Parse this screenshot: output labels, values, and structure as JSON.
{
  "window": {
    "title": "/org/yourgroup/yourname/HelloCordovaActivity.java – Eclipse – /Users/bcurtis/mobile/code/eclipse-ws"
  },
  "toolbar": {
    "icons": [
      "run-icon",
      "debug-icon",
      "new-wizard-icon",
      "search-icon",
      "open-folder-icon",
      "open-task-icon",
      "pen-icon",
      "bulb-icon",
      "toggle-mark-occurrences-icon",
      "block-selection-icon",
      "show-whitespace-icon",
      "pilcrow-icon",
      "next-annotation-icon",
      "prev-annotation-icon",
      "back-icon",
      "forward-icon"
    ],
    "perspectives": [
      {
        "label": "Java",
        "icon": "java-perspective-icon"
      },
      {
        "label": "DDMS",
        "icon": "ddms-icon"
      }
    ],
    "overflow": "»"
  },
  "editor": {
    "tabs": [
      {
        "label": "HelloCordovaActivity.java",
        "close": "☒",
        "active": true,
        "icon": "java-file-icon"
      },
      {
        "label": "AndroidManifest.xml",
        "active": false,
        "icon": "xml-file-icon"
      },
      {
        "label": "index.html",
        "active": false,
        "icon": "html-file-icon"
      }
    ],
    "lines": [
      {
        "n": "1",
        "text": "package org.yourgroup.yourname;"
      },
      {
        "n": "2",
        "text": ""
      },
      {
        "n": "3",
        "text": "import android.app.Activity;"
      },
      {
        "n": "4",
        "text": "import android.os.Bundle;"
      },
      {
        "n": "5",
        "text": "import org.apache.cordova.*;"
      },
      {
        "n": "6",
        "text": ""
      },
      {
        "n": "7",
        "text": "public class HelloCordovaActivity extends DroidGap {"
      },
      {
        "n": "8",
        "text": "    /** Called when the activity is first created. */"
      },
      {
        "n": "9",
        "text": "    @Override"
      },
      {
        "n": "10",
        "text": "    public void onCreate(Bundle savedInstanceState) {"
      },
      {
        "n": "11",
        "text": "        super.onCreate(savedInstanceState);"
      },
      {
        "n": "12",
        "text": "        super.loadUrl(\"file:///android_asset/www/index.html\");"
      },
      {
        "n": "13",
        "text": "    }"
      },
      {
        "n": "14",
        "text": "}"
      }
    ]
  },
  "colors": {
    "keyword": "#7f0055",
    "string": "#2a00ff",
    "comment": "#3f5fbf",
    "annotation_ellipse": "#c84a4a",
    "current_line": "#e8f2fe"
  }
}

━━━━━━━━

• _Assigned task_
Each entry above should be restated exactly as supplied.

• _Completed exercise_
Parse this screenshot: output labels, values, and structure as JSON.
{
  "window": {
    "title": "/org/yourgroup/yourname/HelloCordovaActivity.java – Eclipse – /Users/bcurtis/mobile/code/eclipse-ws"
  },
  "toolbar": {
    "icons": [
      "run-icon",
      "debug-icon",
      "new-wizard-icon",
      "search-icon",
      "open-folder-icon",
      "open-task-icon",
      "pen-icon",
      "bulb-icon",
      "toggle-mark-occurrences-icon",
      "block-selection-icon",
      "show-whitespace-icon",
      "pilcrow-icon",
      "next-annotation-icon",
      "prev-annotation-icon",
      "back-icon",
      "forward-icon"
    ],
    "perspectives": [
      {
        "label": "Java",
        "icon": "java-perspective-icon"
      },
      {
        "label": "DDMS",
        "icon": "ddms-icon"
      }
    ],
    "overflow": "»"
  },
  "editor": {
    "tabs": [
      {
        "label": "HelloCordovaActivity.java",
        "close": "☒",
        "active": true,
        "icon": "java-file-icon"
      },
      {
        "label": "AndroidManifest.xml",
        "active": false,
        "icon": "xml-file-icon"
      },
      {
        "label": "index.html",
        "active": false,
        "icon": "html-file-icon"
      }
    ],
    "lines": [
      {
        "n": "1",
        "text": "package org.yourgroup.yourname;"
      },
      {
        "n": "2",
        "text": ""
      },
      {
        "n": "3",
        "text": "import android.app.Activity;"
      },
      {
        "n": "4",
        "text": "import android.os.Bundle;"
      },
      {
        "n": "5",
        "text": "import org.apache.cordova.*;"
      },
      {
        "n": "6",
        "text": ""
      },
      {
        "n": "7",
        "text": "public class HelloCordovaActivity extends DroidGap {"
      },
      {
        "n": "8",
        "text": "    /** Called when the activity is first created. */"
      },
      {
        "n": "9",
        "text": "    @Override"
      },
      {
        "n": "10",
        "text": "    public void onCreate(Bundle savedInstanceState) {"
      },
      {
        "n": "11",
        "text": "        super.onCreate(savedInstanceState);"
      },
      {
        "n": "12",
        "text": "        super.loadUrl(\"file:///android_asset/www/index.html\");"
      },
      {
        "n": "13",
        "text": "    }"
      },
      {
        "n": "14",
        "text": "}"
      }
    ]
  },
  "colors": {
    "keyword": "#7f0055",
    "string": "#2a00ff",
    "comment": "#3f5fbf",
    "annotation_ellipse": "#c84a4a",
    "current_line": "#e8f2fe"
  }
}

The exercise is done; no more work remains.